Task description: Report all lines of the records that contain "this".

◆ ◆ ◆ ◆

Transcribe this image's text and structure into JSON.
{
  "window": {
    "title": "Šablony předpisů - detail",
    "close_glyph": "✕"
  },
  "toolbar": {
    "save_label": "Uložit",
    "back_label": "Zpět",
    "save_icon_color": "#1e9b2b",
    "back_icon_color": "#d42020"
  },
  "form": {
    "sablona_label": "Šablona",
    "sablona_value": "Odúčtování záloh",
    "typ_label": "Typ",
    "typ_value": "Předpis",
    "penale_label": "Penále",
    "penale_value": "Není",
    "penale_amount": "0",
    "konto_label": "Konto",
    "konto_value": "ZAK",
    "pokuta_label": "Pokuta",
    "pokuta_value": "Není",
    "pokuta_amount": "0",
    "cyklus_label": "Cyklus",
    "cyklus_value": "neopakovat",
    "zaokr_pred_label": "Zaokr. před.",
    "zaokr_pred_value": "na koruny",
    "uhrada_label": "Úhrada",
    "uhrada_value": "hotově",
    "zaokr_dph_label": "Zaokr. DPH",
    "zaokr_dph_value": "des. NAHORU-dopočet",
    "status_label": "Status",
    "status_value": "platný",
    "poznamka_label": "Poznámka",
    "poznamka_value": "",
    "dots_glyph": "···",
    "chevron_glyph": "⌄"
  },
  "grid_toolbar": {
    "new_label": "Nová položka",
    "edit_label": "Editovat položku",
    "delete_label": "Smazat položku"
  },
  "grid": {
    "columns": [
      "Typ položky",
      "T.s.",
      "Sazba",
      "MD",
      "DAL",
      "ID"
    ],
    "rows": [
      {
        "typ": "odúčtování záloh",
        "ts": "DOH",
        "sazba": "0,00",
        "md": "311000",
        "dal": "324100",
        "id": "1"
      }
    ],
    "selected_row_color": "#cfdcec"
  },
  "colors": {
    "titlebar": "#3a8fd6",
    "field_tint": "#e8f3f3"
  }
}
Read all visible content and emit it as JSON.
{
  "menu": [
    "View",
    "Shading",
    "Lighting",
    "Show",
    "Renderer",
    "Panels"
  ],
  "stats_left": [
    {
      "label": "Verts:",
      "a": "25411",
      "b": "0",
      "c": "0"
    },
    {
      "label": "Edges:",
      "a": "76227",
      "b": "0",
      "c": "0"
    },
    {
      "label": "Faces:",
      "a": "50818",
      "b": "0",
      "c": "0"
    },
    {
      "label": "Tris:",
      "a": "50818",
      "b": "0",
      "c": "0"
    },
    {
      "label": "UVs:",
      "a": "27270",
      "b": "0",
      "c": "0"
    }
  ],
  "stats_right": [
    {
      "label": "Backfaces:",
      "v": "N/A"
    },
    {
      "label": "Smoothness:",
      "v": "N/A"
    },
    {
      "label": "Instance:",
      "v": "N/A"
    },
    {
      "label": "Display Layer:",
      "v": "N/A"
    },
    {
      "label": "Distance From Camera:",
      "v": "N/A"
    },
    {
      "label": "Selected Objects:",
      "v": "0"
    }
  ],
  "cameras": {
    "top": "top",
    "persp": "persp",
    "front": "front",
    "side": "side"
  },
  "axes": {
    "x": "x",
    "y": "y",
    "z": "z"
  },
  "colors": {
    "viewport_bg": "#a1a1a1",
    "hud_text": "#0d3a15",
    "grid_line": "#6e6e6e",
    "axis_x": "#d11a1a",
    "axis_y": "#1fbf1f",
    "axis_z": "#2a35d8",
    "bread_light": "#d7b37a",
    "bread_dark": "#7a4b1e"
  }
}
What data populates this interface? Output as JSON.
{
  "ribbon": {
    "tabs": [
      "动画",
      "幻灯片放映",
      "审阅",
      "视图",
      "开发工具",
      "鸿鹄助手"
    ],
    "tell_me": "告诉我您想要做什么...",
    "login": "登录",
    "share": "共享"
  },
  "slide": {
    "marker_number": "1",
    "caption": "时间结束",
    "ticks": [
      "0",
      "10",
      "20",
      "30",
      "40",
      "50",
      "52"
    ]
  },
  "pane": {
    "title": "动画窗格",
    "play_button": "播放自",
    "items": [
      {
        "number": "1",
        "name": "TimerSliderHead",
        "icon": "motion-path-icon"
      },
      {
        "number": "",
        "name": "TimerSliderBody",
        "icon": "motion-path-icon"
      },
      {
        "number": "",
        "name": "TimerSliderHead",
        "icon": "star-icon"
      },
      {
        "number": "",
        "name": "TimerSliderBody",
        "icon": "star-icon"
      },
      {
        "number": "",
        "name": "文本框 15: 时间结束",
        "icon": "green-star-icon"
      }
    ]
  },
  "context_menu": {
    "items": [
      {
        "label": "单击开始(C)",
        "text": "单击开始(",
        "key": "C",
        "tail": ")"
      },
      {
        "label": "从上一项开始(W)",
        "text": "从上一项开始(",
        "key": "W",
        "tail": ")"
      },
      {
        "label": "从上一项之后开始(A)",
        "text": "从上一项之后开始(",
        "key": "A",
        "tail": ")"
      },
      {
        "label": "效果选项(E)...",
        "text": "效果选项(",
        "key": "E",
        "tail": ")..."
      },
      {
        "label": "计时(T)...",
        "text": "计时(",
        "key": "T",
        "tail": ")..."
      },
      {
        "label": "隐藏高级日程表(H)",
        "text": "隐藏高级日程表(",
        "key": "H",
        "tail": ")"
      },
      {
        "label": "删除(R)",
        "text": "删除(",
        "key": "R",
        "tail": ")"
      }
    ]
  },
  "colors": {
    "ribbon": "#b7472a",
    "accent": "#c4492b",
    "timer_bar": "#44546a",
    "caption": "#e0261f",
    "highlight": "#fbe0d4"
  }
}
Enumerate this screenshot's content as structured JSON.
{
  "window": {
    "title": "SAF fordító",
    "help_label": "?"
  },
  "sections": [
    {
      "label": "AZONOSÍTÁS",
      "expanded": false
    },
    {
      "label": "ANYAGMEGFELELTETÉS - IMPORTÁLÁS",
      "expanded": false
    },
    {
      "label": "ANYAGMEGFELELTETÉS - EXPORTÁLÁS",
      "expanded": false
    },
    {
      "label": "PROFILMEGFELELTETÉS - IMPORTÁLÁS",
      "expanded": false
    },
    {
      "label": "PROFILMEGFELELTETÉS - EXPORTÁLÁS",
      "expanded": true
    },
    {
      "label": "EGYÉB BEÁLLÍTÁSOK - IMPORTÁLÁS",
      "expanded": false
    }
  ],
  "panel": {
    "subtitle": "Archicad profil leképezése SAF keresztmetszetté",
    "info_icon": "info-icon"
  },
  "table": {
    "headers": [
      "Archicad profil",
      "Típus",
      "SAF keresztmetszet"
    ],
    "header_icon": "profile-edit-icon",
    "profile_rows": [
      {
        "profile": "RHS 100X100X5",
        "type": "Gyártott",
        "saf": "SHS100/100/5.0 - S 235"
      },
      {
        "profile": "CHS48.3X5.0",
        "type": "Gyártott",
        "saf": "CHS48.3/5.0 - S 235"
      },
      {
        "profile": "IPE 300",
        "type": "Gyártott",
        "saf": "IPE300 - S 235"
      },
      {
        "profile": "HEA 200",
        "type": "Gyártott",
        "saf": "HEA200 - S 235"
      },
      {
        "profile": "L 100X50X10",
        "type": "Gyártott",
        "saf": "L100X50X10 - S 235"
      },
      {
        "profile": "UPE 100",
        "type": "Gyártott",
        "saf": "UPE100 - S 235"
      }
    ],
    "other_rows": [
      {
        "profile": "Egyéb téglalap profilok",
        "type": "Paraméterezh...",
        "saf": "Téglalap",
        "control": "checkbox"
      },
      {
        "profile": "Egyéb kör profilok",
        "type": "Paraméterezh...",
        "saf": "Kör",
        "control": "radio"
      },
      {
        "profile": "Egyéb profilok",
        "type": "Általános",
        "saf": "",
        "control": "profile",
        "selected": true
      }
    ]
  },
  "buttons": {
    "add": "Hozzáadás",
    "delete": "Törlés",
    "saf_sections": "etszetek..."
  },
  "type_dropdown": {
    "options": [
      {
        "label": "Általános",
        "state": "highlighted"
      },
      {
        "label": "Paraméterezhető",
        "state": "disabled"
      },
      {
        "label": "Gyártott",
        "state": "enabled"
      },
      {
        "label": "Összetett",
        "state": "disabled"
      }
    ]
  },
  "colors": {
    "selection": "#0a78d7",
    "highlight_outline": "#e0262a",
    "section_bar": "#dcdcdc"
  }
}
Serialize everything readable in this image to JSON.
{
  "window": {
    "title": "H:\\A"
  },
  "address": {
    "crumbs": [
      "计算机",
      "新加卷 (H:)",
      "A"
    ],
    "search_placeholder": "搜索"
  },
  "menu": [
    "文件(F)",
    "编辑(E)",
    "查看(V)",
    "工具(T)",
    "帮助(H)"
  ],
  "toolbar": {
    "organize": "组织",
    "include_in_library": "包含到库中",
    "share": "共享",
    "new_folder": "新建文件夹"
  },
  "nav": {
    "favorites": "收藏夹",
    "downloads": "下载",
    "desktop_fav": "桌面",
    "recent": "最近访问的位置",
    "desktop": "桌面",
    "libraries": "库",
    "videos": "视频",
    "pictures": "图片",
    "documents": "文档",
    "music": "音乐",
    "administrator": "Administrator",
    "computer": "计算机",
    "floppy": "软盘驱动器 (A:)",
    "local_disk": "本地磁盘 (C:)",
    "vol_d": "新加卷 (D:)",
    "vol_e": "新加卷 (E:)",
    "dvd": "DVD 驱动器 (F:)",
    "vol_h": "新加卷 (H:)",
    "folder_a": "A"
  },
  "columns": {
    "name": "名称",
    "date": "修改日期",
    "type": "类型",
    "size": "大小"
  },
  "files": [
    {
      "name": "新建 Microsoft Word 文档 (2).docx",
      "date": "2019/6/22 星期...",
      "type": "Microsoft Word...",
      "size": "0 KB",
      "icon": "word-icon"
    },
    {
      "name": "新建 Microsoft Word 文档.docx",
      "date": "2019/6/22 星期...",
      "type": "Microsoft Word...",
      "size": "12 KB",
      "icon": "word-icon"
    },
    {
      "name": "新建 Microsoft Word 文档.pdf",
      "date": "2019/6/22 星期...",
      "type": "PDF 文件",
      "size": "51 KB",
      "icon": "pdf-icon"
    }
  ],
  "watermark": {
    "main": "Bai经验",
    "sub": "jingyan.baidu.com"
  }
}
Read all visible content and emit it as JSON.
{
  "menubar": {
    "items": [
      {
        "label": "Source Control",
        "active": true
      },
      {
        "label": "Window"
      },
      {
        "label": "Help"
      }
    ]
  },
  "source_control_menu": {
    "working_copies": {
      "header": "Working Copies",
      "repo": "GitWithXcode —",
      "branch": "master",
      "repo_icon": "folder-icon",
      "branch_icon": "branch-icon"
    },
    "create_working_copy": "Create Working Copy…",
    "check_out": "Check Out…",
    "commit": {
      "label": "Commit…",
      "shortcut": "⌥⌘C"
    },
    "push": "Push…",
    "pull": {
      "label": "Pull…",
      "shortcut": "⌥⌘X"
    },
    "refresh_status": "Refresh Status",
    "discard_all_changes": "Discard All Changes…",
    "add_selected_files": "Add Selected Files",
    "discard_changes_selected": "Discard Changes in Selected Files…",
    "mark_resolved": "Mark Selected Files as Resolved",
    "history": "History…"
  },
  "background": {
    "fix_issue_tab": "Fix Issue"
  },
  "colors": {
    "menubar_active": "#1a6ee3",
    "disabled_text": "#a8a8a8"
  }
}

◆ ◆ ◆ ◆

Task result:
Transcribe this image's text and structure into JSON.
What data populates this interface? Output as JSON.
Enumerate this screenshot's content as structured JSON.
Serialize everything readable in this image to JSON.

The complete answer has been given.